How Park Slope’s Emily Berger Honors Her Family’s Past by Supporting Immigrants Today
Stories of Brooklyn Giving
Our 2023 Brooklyn Gives on GivingTuesday campaign wouldn’t have been the success that it was without the hard work of peer-to-peer fundraisers, who led their own fundraising campaigns for Brooklyn nonprofits of their choice.
We spoke with Emily Berger, a Park Slope painter and artist who raised over $8,300 for Ruth’s Refuge, a nonprofit providing furniture to asylum seekers, refugees, and migrants in Brooklyn. Emily is a member of Congregation Beth Elohim, and has lived in Park Slope for almost 40 years.
Brooklyn Org: How were you first introduced to Ruth’s Refuge’s work?
Emily Berger: I joined Beth Elohim when my children were small and I was always interested in social action and social justice issues. It’s part of my Judaism, that’s how I was raised, so I joined the Social Action Committee. The Refugee Task Force was formed during the Syrian refugee crisis.. It was all volunteer-based, and was quite a logistical problem. We had people driving trucks down from New Hampshire and storing donated goods in somebody’s basement and then trying to distribute them. It was a wonderful thing, but it was very difficult to coordinate. But [Ruth Refuge’s current executive director] Leah really pushed and never gave up. When she started Ruth’s Refuge, it was just natural for me to continue to help with that. I continue to volunteer with them by helping with fundraising and sometimes I’ll do some inventory work at the storage units.
$8.3K+ raised for Ruth's Refuge through peer-to-peer fundraising
BKO: What about Ruth’s Refuge’s mission resonates with you?
EB: This idea of people having to flee their countries of origin is a personal one because as a Jew of Eastern European Jewish background, I had family who left Eastern Europe, and I had family who didn’t leave and were murdered. So I feel very strongly that migrants, refugees, and asylum seekers need our help. I think that there’s a lot of fear in this country, and there’s a lot of hate, and it’s something that we have to continue to try and fight against. And this is one way to do it. I really appreciate the opportunity to do something very concrete and direct – we are not trying to change the whole system right now, because it just seems impossible. But in the meantime, we can certainly help people who are in need, and are fleeing terrible circumstances, and try to welcome them to our country as best we can.
BKO: How do you approach fundraising within your circles and communities?
EB: I’ve always felt that fundraising is an important part of all this. We have a community of people here who are very well resourced and very lucky. And I think it’s a great way for people to help. I think people are touched by the situation, but often, people don’t know what they can do to help. And this is something that they can do.

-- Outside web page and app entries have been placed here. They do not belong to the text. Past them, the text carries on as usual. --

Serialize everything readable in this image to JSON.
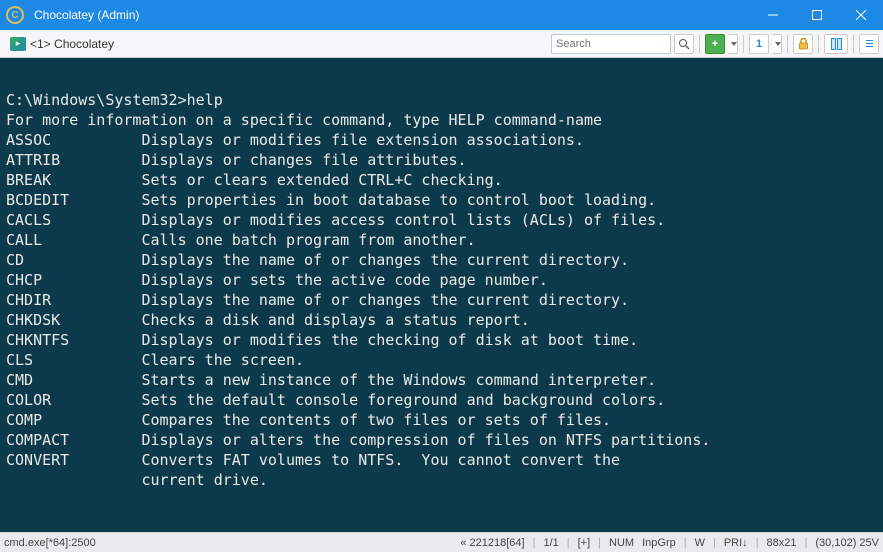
{
  "window": {
    "title": "Chocolatey (Admin)"
  },
  "toolbar": {
    "tab_label": "<1> Chocolatey",
    "search_placeholder": "Search",
    "num_button": "1"
  },
  "terminal": {
    "prompt": "C:\\Windows\\System32>",
    "command": "help",
    "intro": "For more information on a specific command, type HELP command-name",
    "entries": [
      {
        "cmd": "ASSOC",
        "desc": "Displays or modifies file extension associations."
      },
      {
        "cmd": "ATTRIB",
        "desc": "Displays or changes file attributes."
      },
      {
        "cmd": "BREAK",
        "desc": "Sets or clears extended CTRL+C checking."
      },
      {
        "cmd": "BCDEDIT",
        "desc": "Sets properties in boot database to control boot loading."
      },
      {
        "cmd": "CACLS",
        "desc": "Displays or modifies access control lists (ACLs) of files."
      },
      {
        "cmd": "CALL",
        "desc": "Calls one batch program from another."
      },
      {
        "cmd": "CD",
        "desc": "Displays the name of or changes the current directory."
      },
      {
        "cmd": "CHCP",
        "desc": "Displays or sets the active code page number."
      },
      {
        "cmd": "CHDIR",
        "desc": "Displays the name of or changes the current directory."
      },
      {
        "cmd": "CHKDSK",
        "desc": "Checks a disk and displays a status report."
      },
      {
        "cmd": "CHKNTFS",
        "desc": "Displays or modifies the checking of disk at boot time."
      },
      {
        "cmd": "CLS",
        "desc": "Clears the screen."
      },
      {
        "cmd": "CMD",
        "desc": "Starts a new instance of the Windows command interpreter."
      },
      {
        "cmd": "COLOR",
        "desc": "Sets the default console foreground and background colors."
      },
      {
        "cmd": "COMP",
        "desc": "Compares the contents of two files or sets of files."
      },
      {
        "cmd": "COMPACT",
        "desc": "Displays or alters the compression of files on NTFS partitions."
      },
      {
        "cmd": "CONVERT",
        "desc": "Converts FAT volumes to NTFS.  You cannot convert the"
      }
    ],
    "continuation": "current drive."
  },
  "status": {
    "left": "cmd.exe[*64]:2500",
    "center1": "« 221218[64]",
    "center2": "1/1",
    "center3": "[+]",
    "num": "NUM",
    "inpgrp": "InpGrp",
    "w": "W",
    "pri": "PRI↓",
    "size": "88x21",
    "pos": "(30,102) 25V"
  }
}
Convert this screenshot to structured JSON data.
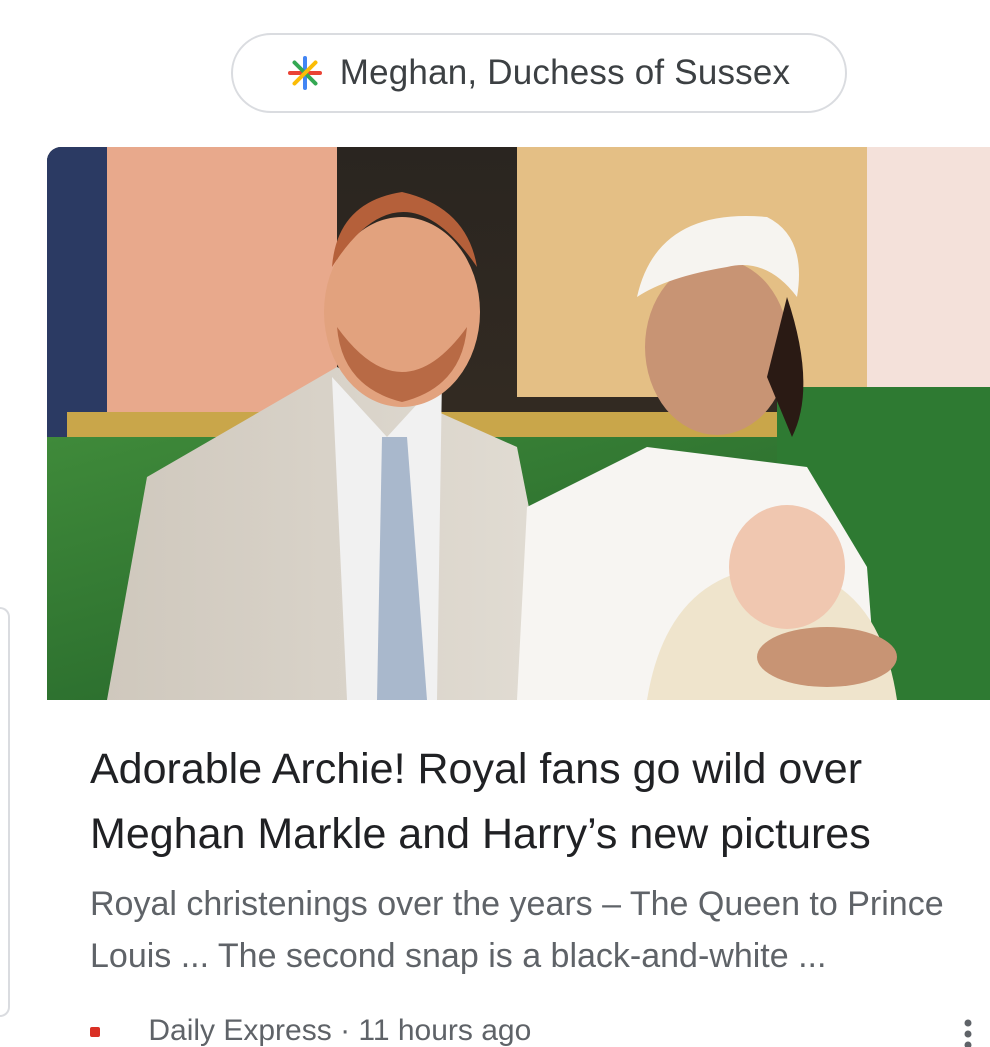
{
  "chip": {
    "label": "Meghan, Duchess of Sussex",
    "icon": "google-sparkle-icon"
  },
  "card": {
    "headline": "Adorable Archie! Royal fans go wild over Meghan Markle and Harry’s new pictures",
    "snippet": "Royal christenings over the years – The Queen to Prince Louis ... The second snap is a black-and-white ...",
    "source": "Daily Express · 11 hours ago",
    "more_icon": "more-vert-icon"
  },
  "colors": {
    "headline": "#202124",
    "snippet": "#5f6368",
    "chip_border": "#dadce0"
  }
}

We can certainly help people who are in need, and are fleeing terrible circumstances, and try to welcome them to our country as best we can.Emily Berger, Ruth's Refuge Peer to Peer Fundraiser
BKO: What do you love about your Brooklyn community?
EB: I like the fact that it’s a pretty liberal community. For the most part, I think that people are friendly and want to be helpful. And I think it’s a beautiful place to live – I was very happy to be able to raise my children near Prospect Park, the Brooklyn Public Library, the Botanic Gardens, the zoo and all these kinds of wonderful resources. It’s a diverse community, and I wish it was more so. It’s a community that provides one with a lot of opportunities to help people and work together with others. I’ve met a lot of wonderful people here.